Twenty adult students joyfully completed seven months of intensive training in advanced manufacturing for electronics and machining and received certificates of completion at a recent graduation ceremony. Eight already have job offers from businesses where they completed internships.
The initiative is a unique collaboration between North Shore Community College (NSCC), Peabody Veterans Memorial High School, Essex Technical High School, the North Shore Career Center, Career Source, Career Place, the North Shore and Metro North Workforce Investment Boards, and 14 machining and electronics employers.
This partnership is part of the Northeast Advanced Manufacturing Consortium, which was created to address the ever-increasing need to strengthen and support the manufacturing industry, as it is critical to the economy of the Northeast region.
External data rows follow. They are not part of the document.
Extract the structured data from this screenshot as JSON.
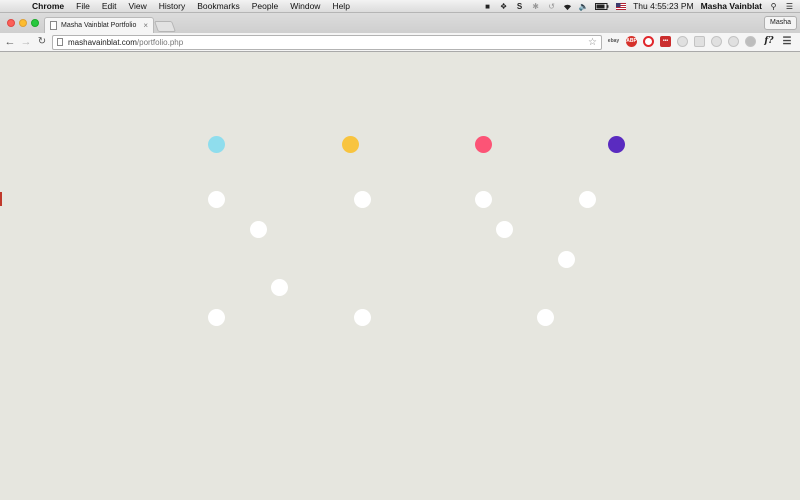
{
  "menubar": {
    "apple_icon": "apple-icon",
    "app_name": "Chrome",
    "menus": [
      "File",
      "Edit",
      "View",
      "History",
      "Bookmarks",
      "People",
      "Window",
      "Help"
    ],
    "clock": "Thu 4:55:23 PM",
    "user": "Masha Vainblat",
    "tray_icons": [
      "evernote-icon",
      "dropbox-icon",
      "skype-icon",
      "bluetooth-icon",
      "time-machine-icon",
      "wifi-icon",
      "volume-icon",
      "battery-icon",
      "flag-icon",
      "search-icon",
      "list-icon"
    ]
  },
  "browser": {
    "tab_title": "Masha Vainblat Portfolio",
    "tab_close": "×",
    "profile_label": "Masha",
    "url_host": "mashavainblat.com",
    "url_path": "/portfolio.php",
    "extensions": [
      "ebay-icon",
      "adblock-icon",
      "opera-icon",
      "lastpass-icon",
      "circle-icon",
      "download-icon",
      "pen-icon",
      "gray-circle-icon",
      "p-icon",
      "fq-icon",
      "menu-icon"
    ],
    "abp_label": "ABP",
    "lastpass_label": "•••",
    "fq_label": "f?",
    "ebay_label": "ebay"
  },
  "page": {
    "background": "#e6e6df",
    "accent_dots": [
      {
        "color": "#8fdded",
        "name": "cyan"
      },
      {
        "color": "#f8c43f",
        "name": "yellow"
      },
      {
        "color": "#fc5476",
        "name": "pink"
      },
      {
        "color": "#5a2bc0",
        "name": "purple"
      }
    ],
    "white_dot_count": 11
  }
}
Primarily the partnership seeks to address the employer challenge of finding, maintaining and nurturing a skilled workforce that can continually learn and grow in depth and scale.
“This unprecedented collaboration bridges the worlds of higher education, secondary vocational education, the workforce development system, and, most important, the employer community,” said Dr. Dianne Palter Gill, NSCC Dean of Corporate and Community Education. “Working together, the community colleges and our partners have created an education, training, and employment model that addresses the needs of the state’s all-important advanced manufacturing sector.”
This program is part of a regional collaborative grant awarded by the Workforce Competitiveness Trust Fund, administered by Commonwealth Corporation and also supported by the Workforce Investment Act funding.
Graduates participated in a two-part training – foundational skills, which took place at the community college and hands-on, experiential learning at the vocational schools. Employer partners provided company tours, job shadowing, and internships. Students also took advantage of specialized support services, including achievement coaching, advising, tutoring, and math support.
“Overall this high-touch model allows for individualized and holistic learning that ensures that all of the student’s needs are being met. The high employment success rate of the participating students demonstrates the value of this approach,” said Mary Sarris, Executive Director of the NS WIB. “We believe we can run this program for the next five years and still not be able to keep up with the demand for skilled labor.”
Project participants were recruited through career centers. There was no cost to the students.
“This program has already changed my life for the better,” said graduate Robert L. Pedrosa. “I have a newfound confidence and love of learning. I want to continue on with my schooling so that I can improve my life and that of my friends and family. I know a lot of hard work and effort was put into this program behind the scenes in order to make it work and I am very grateful.”
Nancy Snyder, President and CEO of the Commonwealth Corporation, noted, “Congratulations, you’ve all worked so very hard. It can be very difficult to return to school, but you persisted and stuck with it and here you are graduating today. I encourage you to continue to work and learn so that you can really advance in this high demand field.”
Peabody: Joseph Casey and Thomas Whitten, Machining
Nicholas Ryan, Electronics
Salem: Robert Pedrosa, Electronics
J. William Geary, Machining
Revere: Nicholas Giliberti, Te’rah Husbands, and David Jeglinski, Electronics
Lynn: Joseph Miller and Ken Russell, Machining,
William Morin and Ricky Rosario, Electronics
Saugus: Darlene Igoe, Electronics
Winthrop: Dominique Iviquel, Electronics
Beverly: Robert McHugh, Machining
Methuen: Timothy Menihane, Electronics
Melrose: Terrance O’Brien, Machining
Somerville: James Sanon, Machining
Danvers: James Schaffaval, Electronics
Dedham: Sherry Walker, Electronic